**Exercise aim**
Whatever appears in the records apart from pictures must be reproduced exactly.

**Data for this task**
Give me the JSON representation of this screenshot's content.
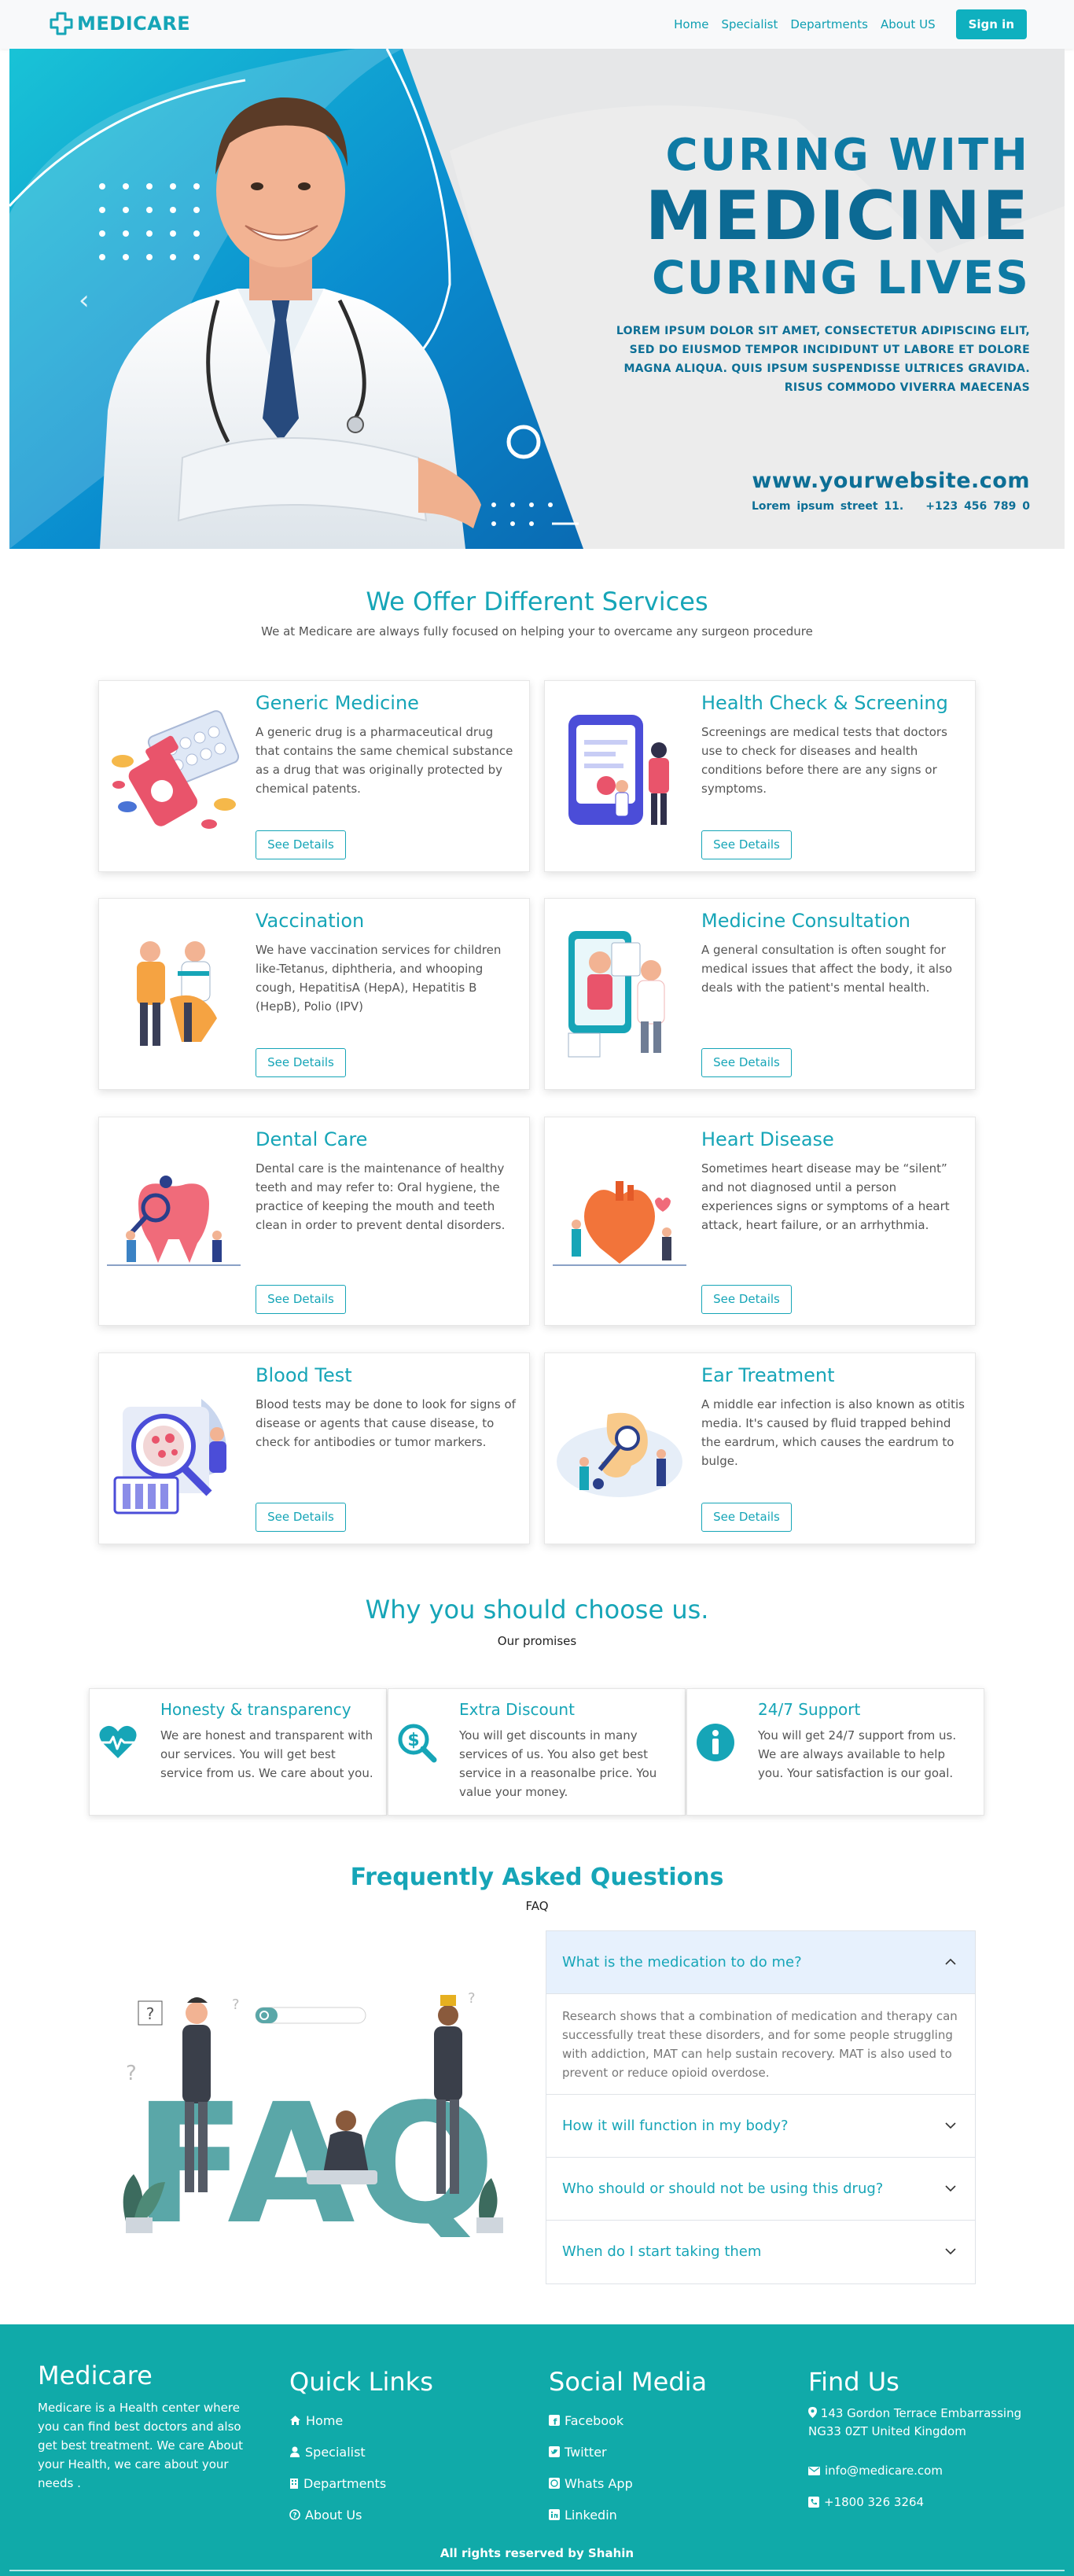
{
  "nav": {
    "brand": "MEDICARE",
    "links": [
      "Home",
      "Specialist",
      "Departments",
      "About US"
    ],
    "signin": "Sign in"
  },
  "hero": {
    "line1": "CURING WITH",
    "line2": "MEDICINE",
    "line3": "CURING LIVES",
    "paragraph": "LOREM IPSUM DOLOR SIT AMET, CONSECTETUR ADIPISCING ELIT, SED DO EIUSMOD TEMPOR INCIDIDUNT UT LABORE ET DOLORE MAGNA ALIQUA. QUIS IPSUM SUSPENDISSE ULTRICES GRAVIDA. RISUS COMMODO VIVERRA MAECENAS",
    "website": "www.yourwebsite.com",
    "address": "Lorem ipsum street 11.",
    "phone": "+123 456 789 0"
  },
  "services": {
    "title": "We Offer Different Services",
    "subtitle": "We at Medicare are always fully focused on helping your to overcame any surgeon procedure",
    "button_label": "See Details",
    "items": [
      {
        "title": "Generic Medicine",
        "text": "A generic drug is a pharmaceutical drug that contains the same chemical substance as a drug that was originally protected by chemical patents.",
        "icon": "pills-bottle-icon"
      },
      {
        "title": "Health Check & Screening",
        "text": "Screenings are medical tests that doctors use to check for diseases and health conditions before there are any signs or symptoms.",
        "icon": "screening-phone-icon"
      },
      {
        "title": "Vaccination",
        "text": "We have vaccination services for children like-Tetanus, diphtheria, and whooping cough, HepatitisA (HepA), Hepatitis B (HepB), Polio (IPV)",
        "icon": "vaccination-icon"
      },
      {
        "title": "Medicine Consultation",
        "text": "A general consultation is often sought for medical issues that affect the body, it also deals with the patient's mental health.",
        "icon": "consultation-icon"
      },
      {
        "title": "Dental Care",
        "text": "Dental care is the maintenance of healthy teeth and may refer to: Oral hygiene, the practice of keeping the mouth and teeth clean in order to prevent dental disorders.",
        "icon": "tooth-icon"
      },
      {
        "title": "Heart Disease",
        "text": "Sometimes heart disease may be “silent” and not diagnosed until a person experiences signs or symptoms of a heart attack, heart failure, or an arrhythmia.",
        "icon": "heart-organ-icon"
      },
      {
        "title": "Blood Test",
        "text": "Blood tests may be done to look for signs of disease or agents that cause disease, to check for antibodies or tumor markers.",
        "icon": "blood-test-icon"
      },
      {
        "title": "Ear Treatment",
        "text": "A middle ear infection is also known as otitis media. It's caused by fluid trapped behind the eardrum, which causes the eardrum to bulge.",
        "icon": "ear-icon"
      }
    ]
  },
  "why": {
    "title": "Why you should choose us.",
    "subtitle": "Our promises",
    "items": [
      {
        "title": "Honesty & transparency",
        "text": "We are honest and transparent with our services. You will get best service from us. We care about you.",
        "icon": "heart-pulse-icon"
      },
      {
        "title": "Extra Discount",
        "text": "You will get discounts in many services of us. You also get best service in a reasonalbe price. You value your money.",
        "icon": "dollar-search-icon"
      },
      {
        "title": "24/7 Support",
        "text": "You will get 24/7 support from us. We are always available to help you. Your satisfaction is our goal.",
        "icon": "info-icon"
      }
    ]
  },
  "faq": {
    "title": "Frequently Asked Questions",
    "subtitle": "FAQ",
    "illustration_text": "FAQ",
    "questions": [
      {
        "q": "What is the medication to do me?",
        "a": "Research shows that a combination of medication and therapy can successfully treat these disorders, and for some people struggling with addiction, MAT can help sustain recovery. MAT is also used to prevent or reduce opioid overdose."
      },
      {
        "q": "How it will function in my body?"
      },
      {
        "q": "Who should or should not be using this drug?"
      },
      {
        "q": "When do I start taking them"
      }
    ]
  },
  "footer": {
    "brand": "Medicare",
    "description": "Medicare is a Health center where you can find best doctors and also get best treatment. We care About your Health, we care about your needs .",
    "quick_links_title": "Quick Links",
    "quick_links": [
      "Home",
      "Specialist",
      "Departments",
      "About Us"
    ],
    "social_title": "Social Media",
    "social": [
      "Facebook",
      "Twitter",
      "Whats App",
      "Linkedin"
    ],
    "find_title": "Find Us",
    "address": "143 Gordon Terrace Embarrassing NG33 0ZT United Kingdom",
    "email": "info@medicare.com",
    "phone": "+1800 326 3264",
    "copyright": "All rights reserved by Shahin"
  },
  "colors": {
    "accent": "#16a5b7",
    "footer": "#10aaa9",
    "hero_text": "#0d6f96",
    "faq_open": "#e7f1fd"
  }
}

**Output of the exercise**
Give me the JSON representation of this screenshot's content.
{
  "nav": {
    "brand": "MEDICARE",
    "links": [
      "Home",
      "Specialist",
      "Departments",
      "About US"
    ],
    "signin": "Sign in"
  },
  "hero": {
    "line1": "CURING WITH",
    "line2": "MEDICINE",
    "line3": "CURING LIVES",
    "paragraph": "LOREM IPSUM DOLOR SIT AMET, CONSECTETUR ADIPISCING ELIT, SED DO EIUSMOD TEMPOR INCIDIDUNT UT LABORE ET DOLORE MAGNA ALIQUA. QUIS IPSUM SUSPENDISSE ULTRICES GRAVIDA. RISUS COMMODO VIVERRA MAECENAS",
    "website": "www.yourwebsite.com",
    "address": "Lorem ipsum street 11.",
    "phone": "+123 456 789 0"
  },
  "services": {
    "title": "We Offer Different Services",
    "subtitle": "We at Medicare are always fully focused on helping your to overcame any surgeon procedure",
    "button_label": "See Details",
    "items": [
      {
        "title": "Generic Medicine",
        "text": "A generic drug is a pharmaceutical drug that contains the same chemical substance as a drug that was originally protected by chemical patents.",
        "icon": "pills-bottle-icon"
      },
      {
        "title": "Health Check & Screening",
        "text": "Screenings are medical tests that doctors use to check for diseases and health conditions before there are any signs or symptoms.",
        "icon": "screening-phone-icon"
      },
      {
        "title": "Vaccination",
        "text": "We have vaccination services for children like-Tetanus, diphtheria, and whooping cough, HepatitisA (HepA), Hepatitis B (HepB), Polio (IPV)",
        "icon": "vaccination-icon"
      },
      {
        "title": "Medicine Consultation",
        "text": "A general consultation is often sought for medical issues that affect the body, it also deals with the patient's mental health.",
        "icon": "consultation-icon"
      },
      {
        "title": "Dental Care",
        "text": "Dental care is the maintenance of healthy teeth and may refer to: Oral hygiene, the practice of keeping the mouth and teeth clean in order to prevent dental disorders.",
        "icon": "tooth-icon"
      },
      {
        "title": "Heart Disease",
        "text": "Sometimes heart disease may be “silent” and not diagnosed until a person experiences signs or symptoms of a heart attack, heart failure, or an arrhythmia.",
        "icon": "heart-organ-icon"
      },
      {
        "title": "Blood Test",
        "text": "Blood tests may be done to look for signs of disease or agents that cause disease, to check for antibodies or tumor markers.",
        "icon": "blood-test-icon"
      },
      {
        "title": "Ear Treatment",
        "text": "A middle ear infection is also known as otitis media. It's caused by fluid trapped behind the eardrum, which causes the eardrum to bulge.",
        "icon": "ear-icon"
      }
    ]
  },
  "why": {
    "title": "Why you should choose us.",
    "subtitle": "Our promises",
    "items": [
      {
        "title": "Honesty & transparency",
        "text": "We are honest and transparent with our services. You will get best service from us. We care about you.",
        "icon": "heart-pulse-icon"
      },
      {
        "title": "Extra Discount",
        "text": "You will get discounts in many services of us. You also get best service in a reasonalbe price. You value your money.",
        "icon": "dollar-search-icon"
      },
      {
        "title": "24/7 Support",
        "text": "You will get 24/7 support from us. We are always available to help you. Your satisfaction is our goal.",
        "icon": "info-icon"
      }
    ]
  },
  "faq": {
    "title": "Frequently Asked Questions",
    "subtitle": "FAQ",
    "illustration_text": "FAQ",
    "questions": [
      {
        "q": "What is the medication to do me?",
        "a": "Research shows that a combination of medication and therapy can successfully treat these disorders, and for some people struggling with addiction, MAT can help sustain recovery. MAT is also used to prevent or reduce opioid overdose."
      },
      {
        "q": "How it will function in my body?"
      },
      {
        "q": "Who should or should not be using this drug?"
      },
      {
        "q": "When do I start taking them"
      }
    ]
  },
  "footer": {
    "brand": "Medicare",
    "description": "Medicare is a Health center where you can find best doctors and also get best treatment. We care About your Health, we care about your needs .",
    "quick_links_title": "Quick Links",
    "quick_links": [
      "Home",
      "Specialist",
      "Departments",
      "About Us"
    ],
    "social_title": "Social Media",
    "social": [
      "Facebook",
      "Twitter",
      "Whats App",
      "Linkedin"
    ],
    "find_title": "Find Us",
    "address": "143 Gordon Terrace Embarrassing NG33 0ZT United Kingdom",
    "email": "info@medicare.com",
    "phone": "+1800 326 3264",
    "copyright": "All rights reserved by Shahin"
  },
  "colors": {
    "accent": "#16a5b7",
    "footer": "#10aaa9",
    "hero_text": "#0d6f96",
    "faq_open": "#e7f1fd"
  }
}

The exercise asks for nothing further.